Cult Clothes * Narconon * Stockholm Syndrome * Human Trafficking

Among today’s religion news briefs: a Canadian community tries to keep Scientology’s Narconon quacks from establishing a ‘drug rehab’ center.

A judge rules that a Jehovah’s Witness can be given blood if necessary.

Cult expert Steve Hassan talks with a representative of the Coalition to Abolish Slavery and Trafficking, and with a survivor.

And read this before you donate clothes to Planet Aid.

Spokesman for controversial organisation Tvind convicted of fraud

Poul Jørgensen Poul Jorgensen, one of the leading members of the Tvind humanitarian group, was found guilty of fraud on Tuesday by the Eastern High Court.
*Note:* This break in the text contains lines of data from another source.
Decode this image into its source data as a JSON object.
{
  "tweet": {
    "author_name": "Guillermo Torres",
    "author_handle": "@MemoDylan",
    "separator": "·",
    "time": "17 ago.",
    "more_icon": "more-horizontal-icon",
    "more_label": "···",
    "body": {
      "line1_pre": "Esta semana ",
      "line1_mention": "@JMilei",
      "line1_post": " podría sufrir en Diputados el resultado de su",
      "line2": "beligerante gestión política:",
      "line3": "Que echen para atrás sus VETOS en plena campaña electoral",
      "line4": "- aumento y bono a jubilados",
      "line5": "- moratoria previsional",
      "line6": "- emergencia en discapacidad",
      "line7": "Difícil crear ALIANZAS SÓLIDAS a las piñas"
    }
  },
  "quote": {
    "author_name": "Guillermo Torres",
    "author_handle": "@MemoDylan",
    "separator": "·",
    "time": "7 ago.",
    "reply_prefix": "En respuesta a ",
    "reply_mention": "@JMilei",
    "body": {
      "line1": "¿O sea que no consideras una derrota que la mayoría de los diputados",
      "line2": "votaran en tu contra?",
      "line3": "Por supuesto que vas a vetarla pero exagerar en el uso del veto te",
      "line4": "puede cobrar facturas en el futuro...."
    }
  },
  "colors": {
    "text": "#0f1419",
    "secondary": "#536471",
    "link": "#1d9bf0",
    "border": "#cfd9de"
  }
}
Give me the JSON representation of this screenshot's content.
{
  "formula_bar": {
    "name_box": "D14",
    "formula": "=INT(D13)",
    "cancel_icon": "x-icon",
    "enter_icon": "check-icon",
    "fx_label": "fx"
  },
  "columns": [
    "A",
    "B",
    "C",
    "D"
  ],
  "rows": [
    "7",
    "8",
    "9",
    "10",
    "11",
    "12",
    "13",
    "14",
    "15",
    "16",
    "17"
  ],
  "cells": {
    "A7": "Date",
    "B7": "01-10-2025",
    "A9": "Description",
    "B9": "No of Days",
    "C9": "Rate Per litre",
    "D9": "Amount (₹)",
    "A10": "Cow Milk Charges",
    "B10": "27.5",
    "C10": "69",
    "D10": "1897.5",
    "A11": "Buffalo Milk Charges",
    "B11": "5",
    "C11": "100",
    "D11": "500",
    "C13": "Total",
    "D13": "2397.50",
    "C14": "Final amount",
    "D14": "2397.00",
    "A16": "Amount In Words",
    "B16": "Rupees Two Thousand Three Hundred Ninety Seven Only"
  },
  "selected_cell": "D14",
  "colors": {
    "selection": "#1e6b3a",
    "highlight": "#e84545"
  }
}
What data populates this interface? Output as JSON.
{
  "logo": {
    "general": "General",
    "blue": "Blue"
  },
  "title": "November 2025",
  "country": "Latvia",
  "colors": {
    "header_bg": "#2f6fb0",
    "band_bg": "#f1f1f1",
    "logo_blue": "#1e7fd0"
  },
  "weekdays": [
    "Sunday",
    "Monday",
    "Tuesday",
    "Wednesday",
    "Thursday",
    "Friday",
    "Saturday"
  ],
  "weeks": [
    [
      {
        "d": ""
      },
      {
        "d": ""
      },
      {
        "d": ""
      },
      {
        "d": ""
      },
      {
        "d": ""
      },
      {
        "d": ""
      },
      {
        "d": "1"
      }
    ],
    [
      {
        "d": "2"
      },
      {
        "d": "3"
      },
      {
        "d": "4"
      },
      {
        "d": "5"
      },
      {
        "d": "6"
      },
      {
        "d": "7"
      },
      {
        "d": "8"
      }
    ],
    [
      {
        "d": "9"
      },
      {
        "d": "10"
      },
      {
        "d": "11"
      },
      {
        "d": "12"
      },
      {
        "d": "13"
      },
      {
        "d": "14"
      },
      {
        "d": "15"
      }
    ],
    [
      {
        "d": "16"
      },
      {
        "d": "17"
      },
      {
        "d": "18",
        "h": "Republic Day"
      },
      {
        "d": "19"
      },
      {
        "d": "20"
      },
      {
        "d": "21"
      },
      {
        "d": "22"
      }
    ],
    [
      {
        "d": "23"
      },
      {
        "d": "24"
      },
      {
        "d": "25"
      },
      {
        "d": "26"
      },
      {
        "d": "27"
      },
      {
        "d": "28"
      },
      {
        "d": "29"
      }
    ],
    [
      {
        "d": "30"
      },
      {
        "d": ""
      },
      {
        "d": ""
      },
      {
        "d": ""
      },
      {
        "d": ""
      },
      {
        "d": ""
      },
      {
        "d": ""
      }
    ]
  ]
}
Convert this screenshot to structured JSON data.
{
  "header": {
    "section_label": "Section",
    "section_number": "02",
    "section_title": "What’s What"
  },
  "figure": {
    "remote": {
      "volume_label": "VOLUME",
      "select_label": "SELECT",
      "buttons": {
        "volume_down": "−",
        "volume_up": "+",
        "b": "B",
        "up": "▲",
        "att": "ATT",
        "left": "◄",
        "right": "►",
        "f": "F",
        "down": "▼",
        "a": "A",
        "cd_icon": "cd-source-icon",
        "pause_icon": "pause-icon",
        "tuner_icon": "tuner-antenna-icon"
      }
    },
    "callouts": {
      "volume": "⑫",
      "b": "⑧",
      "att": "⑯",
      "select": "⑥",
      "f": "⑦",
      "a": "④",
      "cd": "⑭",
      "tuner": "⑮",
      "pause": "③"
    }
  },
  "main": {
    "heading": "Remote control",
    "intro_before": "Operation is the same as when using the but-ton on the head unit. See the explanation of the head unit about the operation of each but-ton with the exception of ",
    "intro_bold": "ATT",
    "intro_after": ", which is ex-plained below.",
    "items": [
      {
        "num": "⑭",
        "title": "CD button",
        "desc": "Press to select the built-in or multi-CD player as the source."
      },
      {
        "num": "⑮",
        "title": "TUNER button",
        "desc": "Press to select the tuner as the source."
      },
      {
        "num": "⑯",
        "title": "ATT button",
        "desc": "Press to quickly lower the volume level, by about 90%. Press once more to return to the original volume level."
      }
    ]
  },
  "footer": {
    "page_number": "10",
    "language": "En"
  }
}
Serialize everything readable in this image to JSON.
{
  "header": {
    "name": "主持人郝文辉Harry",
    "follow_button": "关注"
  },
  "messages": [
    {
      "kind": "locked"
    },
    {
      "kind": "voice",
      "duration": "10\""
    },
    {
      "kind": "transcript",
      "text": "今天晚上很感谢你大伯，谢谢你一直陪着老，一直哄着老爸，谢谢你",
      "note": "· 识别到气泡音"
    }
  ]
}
Jorgensen was sentenced to two and a half years imprisonment for being part of a comprehensive fraud operation that involved the establishment of a humanitarian foundation where money taken in was channelled to the organisation’s private businesses and never declared for tax purposes.

Doubts linger about how clothing-collection funds are used; nonprofit still under scrutiny

George Kwon thought he was doing his part to help less fortunate children in Africa when he agreed to let a nonprofit organization called Campus California TG place a clothing-collection box on his business property. But questions abound about the validity of Campus California TG (Teachers Group), which says it collected 3.2million pounds of donated clothing — worth about $800,000 — from 300 boxes last year.

Controversial charity extends reach in US

What Gaia doesn’t advertise is that the used clothes also raise money for a vast, international used clothing empire whose finances are so inscrutable, several European governments have lost confidence in charitable claims of this network — known as Tvind.

Tvind founder acquitted

A district court has found Mogens Amdi Petersen innocent of embezzling funds from the humanitarian organisation he founded Mogens Amdi Petersen, founder of the left-wing Tvind humanitarian organisation, has been acquitted of tax evasion and embezzlement by a district court in Ringkøbing. Petersen, 67, and seven other members of the organisation’s leadership had been under investigation since 2000. At that time a former teacher at one of its schools alleged the group was misusing the organisation’s tax-exempt status to funnel money into their own pockets. Petersen, who disappeared from Denmark in 1979, was found living a life of luxury in